**Work required**
What is the number of lines in these records that hold the word "製品資料の多言語展開"? Reply with that number alone.

**Data provided**
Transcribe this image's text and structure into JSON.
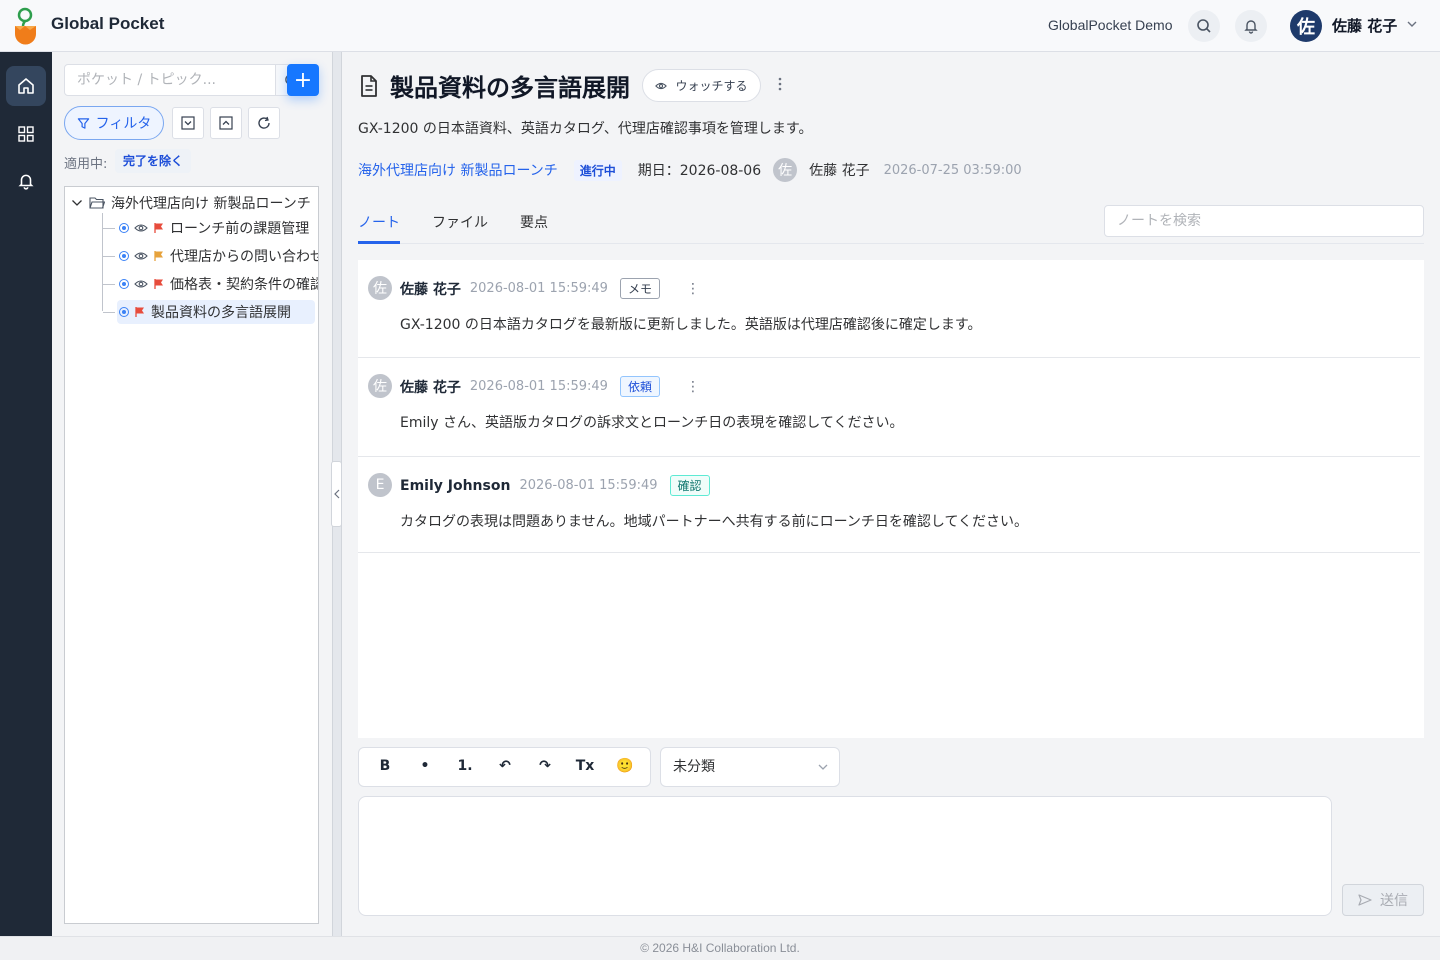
{
  "header": {
    "brand": "Global Pocket",
    "org": "GlobalPocket Demo",
    "user_initial": "佐",
    "user_name": "佐藤 花子"
  },
  "rail": {
    "items": [
      {
        "icon": "home-icon",
        "active": true
      },
      {
        "icon": "grid-icon",
        "active": false
      },
      {
        "icon": "bell-icon",
        "active": false
      }
    ]
  },
  "sidebar": {
    "search_placeholder": "ポケット / トピック...",
    "add_label": "+",
    "filter_label": "フィルタ",
    "applied_label": "適用中:",
    "applied_tag": "完了を除く",
    "tree": {
      "root": "海外代理店向け 新製品ローンチ",
      "items": [
        {
          "label": "ローンチ前の課題管理",
          "flag_color": "#e74c3c",
          "watched": true
        },
        {
          "label": "代理店からの問い合わせ",
          "flag_color": "#e6a23c",
          "watched": true
        },
        {
          "label": "価格表・契約条件の確認",
          "flag_color": "#e74c3c",
          "watched": true
        },
        {
          "label": "製品資料の多言語展開",
          "flag_color": "#e74c3c",
          "watched": false,
          "selected": true
        }
      ]
    }
  },
  "topic": {
    "title": "製品資料の多言語展開",
    "watch_label": "ウォッチする",
    "description": "GX-1200 の日本語資料、英語カタログ、代理店確認事項を管理します。",
    "pocket_link": "海外代理店向け 新製品ローンチ",
    "status": "進行中",
    "due": "期日：2026-08-06",
    "owner_initial": "佐",
    "owner": "佐藤 花子",
    "created": "2026-07-25 03:59:00"
  },
  "tabs": {
    "items": [
      "ノート",
      "ファイル",
      "要点"
    ],
    "active": 0,
    "search_placeholder": "ノートを検索"
  },
  "notes": [
    {
      "initial": "佐",
      "author": "佐藤 花子",
      "time": "2026-08-01 15:59:49",
      "tag": "メモ",
      "body": "GX-1200 の日本語カタログを最新版に更新しました。英語版は代理店確認後に確定します。"
    },
    {
      "initial": "佐",
      "author": "佐藤 花子",
      "time": "2026-08-01 15:59:49",
      "tag": "依頼",
      "body": "Emily さん、英語版カタログの訴求文とローンチ日の表現を確認してください。"
    },
    {
      "initial": "E",
      "author": "Emily Johnson",
      "time": "2026-08-01 15:59:49",
      "tag": "確認",
      "body": "カタログの表現は問題ありません。地域パートナーへ共有する前にローンチ日を確認してください。"
    }
  ],
  "composer": {
    "toolbar": {
      "bold": "B",
      "bullet": "•",
      "numbered": "1.",
      "undo": "↶",
      "redo": "↷",
      "clear": "Tx",
      "emoji": "🙂"
    },
    "category": "未分類",
    "send_label": "送信"
  },
  "footer": {
    "copyright": "© 2026 H&I Collaboration Ltd."
  },
  "colors": {
    "accent": "#1677ff",
    "rail_bg": "#1f2937",
    "link": "#2563eb"
  }
}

**Answer space**
2